Uganda is also prone to disasters caused by natural hazards and epidemic outbreaks. Devastating floods struck the country in 2020 and affected nearly 800,000 people, of which 102,000 were displaced.

In 2021, almost 350,000 individuals were affected by floods, landslides, hailstorms and fires, and 24,000 were displaced. In the northeast Karamoja region, 41% of the population (518,000 people) are facing high levels of acute food insecurity due primarily to the poor rainfall.


How are we helping?

In 2022, the EU allocated €34 million in humanitarian aid to Uganda. Since 2017, the EU has supported humanitarian action in Uganda with more than €240 million in funding.

EU humanitarian funds help address the needs of more than 1.5 million refugees and host communities. It also focuses on:

  • providing rapid and effective emergency assistance to recently arrived refugees
  • improving access to basic services in refugee settlements.

EU funding strongly contributes to addressing basic immediate needs. We help provide (i) protection and multi-purpose cash transfers, (ii) access to improved primary healthcare, (iii) safe water and sanitation, and (iv) education to refugees and their host communities.

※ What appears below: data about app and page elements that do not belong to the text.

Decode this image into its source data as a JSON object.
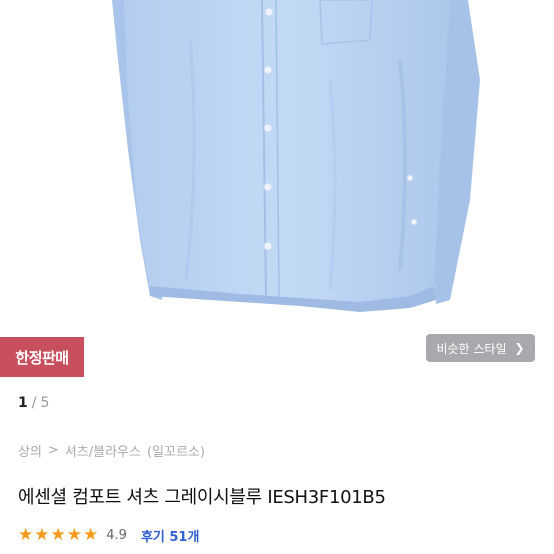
{
  "product": {
    "badge": "한정판매",
    "similar_style_label": "비슷한 스타일",
    "similar_style_chevron": "❯",
    "pager_current": "1",
    "pager_sep": "/",
    "pager_total": "5",
    "breadcrumb": [
      "상의",
      "셔츠/블라우스",
      "(일꼬르소)"
    ],
    "breadcrumb_sep": ">",
    "title": "에센셜 컴포트 셔츠 그레이시블루 IESH3F101B5",
    "rating_score": "4.9",
    "reviews_label": "후기 51개",
    "stars": 5
  },
  "colors": {
    "badge_bg": "#c8505e",
    "shirt": "#bcd5f3",
    "star": "#f59a1b",
    "review_link": "#2f5fd0"
  },
  "icons": {
    "star": "★",
    "chevron": "chevron-right-icon"
  }
}
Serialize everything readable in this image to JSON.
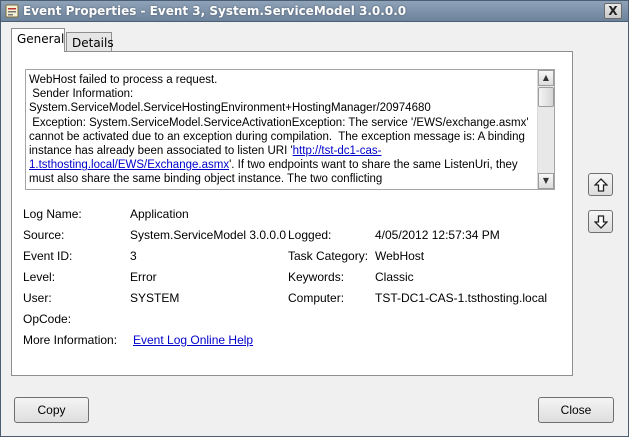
{
  "window": {
    "title": "Event Properties - Event 3, System.ServiceModel 3.0.0.0",
    "close_glyph": "X"
  },
  "tabs": [
    {
      "label": "General",
      "active": true
    },
    {
      "label": "Details",
      "active": false
    }
  ],
  "description": {
    "text_before_link": "WebHost failed to process a request.\n Sender Information: System.ServiceModel.ServiceHostingEnvironment+HostingManager/20974680\n Exception: System.ServiceModel.ServiceActivationException: The service '/EWS/exchange.asmx' cannot be activated due to an exception during compilation.  The exception message is: A binding instance has already been associated to listen URI '",
    "link_text": "http://tst-dc1-cas-1.tsthosting.local/EWS/Exchange.asmx",
    "text_after_link": "'. If two endpoints want to share the same ListenUri, they must also share the same binding object instance. The two conflicting"
  },
  "fields": {
    "log_name": {
      "label": "Log Name:",
      "value": "Application"
    },
    "source": {
      "label": "Source:",
      "value": "System.ServiceModel 3.0.0.0"
    },
    "logged": {
      "label": "Logged:",
      "value": "4/05/2012 12:57:34 PM"
    },
    "event_id": {
      "label": "Event ID:",
      "value": "3"
    },
    "task_category": {
      "label": "Task Category:",
      "value": "WebHost"
    },
    "level": {
      "label": "Level:",
      "value": "Error"
    },
    "keywords": {
      "label": "Keywords:",
      "value": "Classic"
    },
    "user": {
      "label": "User:",
      "value": "SYSTEM"
    },
    "computer": {
      "label": "Computer:",
      "value": "TST-DC1-CAS-1.tsthosting.local"
    },
    "opcode": {
      "label": "OpCode:",
      "value": ""
    },
    "more_info": {
      "label": "More Information:",
      "link": "Event Log Online Help"
    }
  },
  "buttons": {
    "copy": "Copy",
    "close": "Close"
  },
  "icons": {
    "title": "event-viewer-icon",
    "previous": "arrow-up-icon",
    "next": "arrow-down-icon"
  }
}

In April 2022, following new influx of refugees fleeing ongoing violence in Eastern parts of the Democratic Republic of Congo (DRC), the EU also mobilised €100,000 to assist the most vulnerable people. Additional funding was also provided in August 2022.

Uganda has high numbers of refugee and host community out-of-school children. EU humanitarian aid strongly contributes to ensuring access of overaged children, including adolescent mothers, to quality education services, enrolling them into accelerated education and protection programmes. Depending on their needs, children and adolescents receive tailor-made assistance based on their age, gender and abilities.

The EU supports Uganda’s preparedness and response to epidemics. With the spread of COVID-19, EU humanitarian partners have adapted their projects to the new challenges. They have created awareness of the virus and promoted health and hygiene measures to mitigate its transmission.

Building on the experience gained through the Ebola outbreak, partners have also supported adaptations to the local COVID-19 response of the authorities.

The EU also contributes to the reinforcement of local first responders’ capacities enabling the provision of a timely, effective, and local-driven anticipatory action and first emergency response in case of any disaster.

Following the torrential rains that caused devastating floods and landslides across the region last year, the EU mobilised €100,000 to respond to severe floods and landslide episodes reported in the West Nile and Eastern Uganda. This was added to the €350,000 allocated in 2020.

Beyond the provision of humanitarian aid, the EU helps to increase the resilience and autonomy of the most vulnerable people, reducing their dependency on aid in the long term. This is particularly relevant in the Ugandan context, where refugees can move freely, work, and start businesses.

For this reason, EU development aid in Uganda complements humanitarian aid in areas with a high refugee population. It addresses the longer-term needs of refugees and their host communities, such as vocational training for young people, and the reinforcement of livelihoods.

The European Commission is also providing €100 million in humanitarian assistance to support the rollout of vaccination campaigns in countries in Africa with critical humanitarian needs and fragile health systems. At least €14 million out of this funding will be supporting vaccination campaigns for the most vulnerable in Eastern Africa.

Last updated: 11/08/2022
Picture: South Sudanese refugees at Koluba transit centre. © European Union (photographer: Anouk Delafortrie)

Facts & figures

Hosts the largest refugee population in Africa.

Around 1.5 million refugees, including more than:

  • 952,000 from South Sudan
  • 440,000 from the Democratic Republic of the Congo (DRC)
  • 57,000 from Somalia
  • 42,000 from Burundi
    (UNHCR, April 2022)

EU humanitarian funding:
€34 million in 2022
More than €240 million since 2017